Take A Sneak Peek Inside The New Sam Wo

Take A Sneak Peek Inside The New Sam WoPhotos: Geri Koeppel/Hoodline
Geri Koeppel
Published on October 03, 2015

The media got a sneak peek into the new Sam Wo Restaurant (713-715 Clay St.) on Friday afternoon and got to talk with some of the major players who brought it back after a three-year hiatus. The new expected opening date is Oct. 21st.

The menu wasn't ready yet, but we're told it'll sell more than jook and noodles. David Ho, who cooked for 33 years at Sam Wo, will be back at the helm, with daughter Julie Ho—who worked there since the age of nine—managing. David will still make the famous rice noodle rolls in the kitchen by the storefront window.

Julie Ho and son Ethan Chung.

The 49-seat space (with a main floor, upstairs and basement) includes the old marble tabletops and wood stools, but a noodle bowl mural on a red wall at the back adds a contemporary vibe, joining the old to the new. "We want Sam Wo to continue," said Steven Lee of Steven Lee Ventures, who helped re-open the place. "We want to train the new Sam Wo generation."

Sam Wo was an institution for more than 100 years at its previous location, 813 Washington St., which closed in April 2012 due to structural building safety issues and health code violations. "The original building was never really a building," said investor Jonathan Leong. It was a more of a makeshift lean-to with a roof between two other buildings.

Lee, Leong, Rev. Norman Fong of Chinatown Community Development Center and others helped find and secure a new location in the former Anna's Bakery. "They love the community like I do," Fong said. "For me, it was personal." They worked closely with the Nam Ping Association, a community group that owns the building.

Rev. Norman Fong, Jonathan Leong and Steven Lee.

Fong ate there since the 1970s, he said, going in late at night after playing gigs with his band. The old Sam Wo was open until 3am and the new place plans to stay open until 4am to capitalize on the after-hours crowd and add some nightlife to Chinatown, which used to be bustling after dark. It's not a far walk from the nightclubs of Broadway, and Portsmouth Square has plenty of affordable parking late at night.

Not only does Sam Wo have a real building now; it also has a trademark. "We want Sam Wo's name to be national," Lee said. The plan is to sell Sam Wo products like chow mein at grocery stores, so tourists who come and eat it in the city can get a taste back home. "For a lot of people, it was their first taste of Cantonese food," Leong said. The new Sam Wo will also seek a conditional use authorization for a type 41 beer and wine license—something the old Sam Wo never had. And of course, it won't have the notoriously rude waiter Edsel Ford Fong, who passed away in 1984.

Chuck Howe Gee.

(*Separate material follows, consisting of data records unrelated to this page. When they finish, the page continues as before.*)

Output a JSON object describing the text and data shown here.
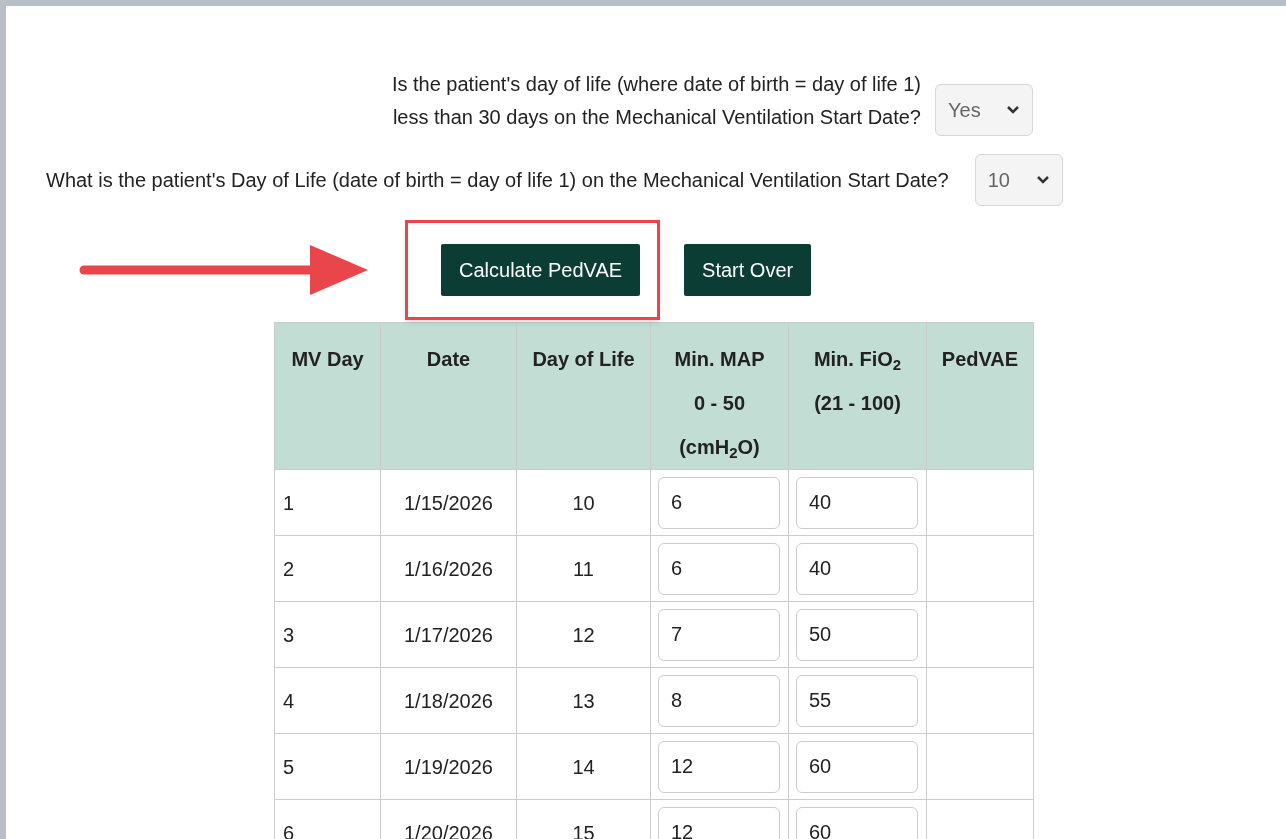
{
  "question_1": {
    "lines": [
      "Is the patient's day of life (where date of birth = day of life 1)",
      "less than 30 days on the Mechanical Ventilation Start Date?"
    ],
    "answer": "Yes"
  },
  "question_2": {
    "text": "What is the patient's Day of Life (date of birth = day of life 1) on the Mechanical Ventilation Start Date?",
    "answer": "10"
  },
  "buttons": [
    {
      "label": "Calculate PedVAE",
      "highlighted": true
    },
    {
      "label": "Start Over",
      "highlighted": false
    }
  ],
  "table": {
    "columns": [
      [
        "MV Day"
      ],
      [
        "Date"
      ],
      [
        "Day of Life"
      ],
      [
        "Min. MAP",
        "0 - 50",
        "(cmH$_{2}$O)"
      ],
      [
        "Min. FiO$_{2}$",
        "(21 - 100)"
      ],
      [
        "PedVAE"
      ]
    ],
    "rows": [
      {
        "mv_day": "1",
        "date": "1/15/2026",
        "day_of_life": "10",
        "min_map": "6",
        "min_fio2": "40"
      },
      {
        "mv_day": "2",
        "date": "1/16/2026",
        "day_of_life": "11",
        "min_map": "6",
        "min_fio2": "40"
      },
      {
        "mv_day": "3",
        "date": "1/17/2026",
        "day_of_life": "12",
        "min_map": "7",
        "min_fio2": "50"
      },
      {
        "mv_day": "4",
        "date": "1/18/2026",
        "day_of_life": "13",
        "min_map": "8",
        "min_fio2": "55"
      },
      {
        "mv_day": "5",
        "date": "1/19/2026",
        "day_of_life": "14",
        "min_map": "12",
        "min_fio2": "60"
      },
      {
        "mv_day": "6",
        "date": "1/20/2026",
        "day_of_life": "15",
        "min_map": "12",
        "min_fio2": "60"
      }
    ]
  }
}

Chuck Howe Gee was at the preview to talk about his memories of Fong. "He was nice to the ladies," Gee said. "It's the men that he would throw the insults." He said if someone took too long looking at the menu, Fong would say, "This isn't a library—make up your mind!" He added, "After you get used to it and he doesn't assault you, you feel something is missing."